■ **Work required**
Search the records for the string "color" and report how many lines contain it, with nothing else.

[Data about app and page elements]

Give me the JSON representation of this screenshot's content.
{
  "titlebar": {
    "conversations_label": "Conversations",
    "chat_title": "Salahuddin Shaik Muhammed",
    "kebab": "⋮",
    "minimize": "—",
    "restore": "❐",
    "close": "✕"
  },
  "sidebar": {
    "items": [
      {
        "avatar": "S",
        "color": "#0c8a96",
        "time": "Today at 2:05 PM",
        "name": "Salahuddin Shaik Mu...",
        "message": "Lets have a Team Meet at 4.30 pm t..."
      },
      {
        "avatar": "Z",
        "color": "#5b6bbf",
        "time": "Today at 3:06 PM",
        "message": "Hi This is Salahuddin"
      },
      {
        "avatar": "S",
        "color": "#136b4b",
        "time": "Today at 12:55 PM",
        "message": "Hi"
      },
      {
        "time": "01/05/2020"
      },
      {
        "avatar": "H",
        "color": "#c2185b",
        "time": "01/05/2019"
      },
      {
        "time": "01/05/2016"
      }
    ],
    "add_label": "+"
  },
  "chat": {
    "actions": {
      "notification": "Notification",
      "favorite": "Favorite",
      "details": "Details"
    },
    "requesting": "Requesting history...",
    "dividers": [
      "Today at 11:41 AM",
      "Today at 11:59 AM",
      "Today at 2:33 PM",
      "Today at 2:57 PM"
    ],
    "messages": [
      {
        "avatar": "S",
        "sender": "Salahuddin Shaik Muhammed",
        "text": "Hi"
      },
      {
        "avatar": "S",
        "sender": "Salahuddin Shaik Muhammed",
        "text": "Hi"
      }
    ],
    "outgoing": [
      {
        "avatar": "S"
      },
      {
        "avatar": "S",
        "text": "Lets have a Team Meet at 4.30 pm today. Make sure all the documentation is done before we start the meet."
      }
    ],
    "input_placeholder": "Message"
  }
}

■ **Result for this task**
4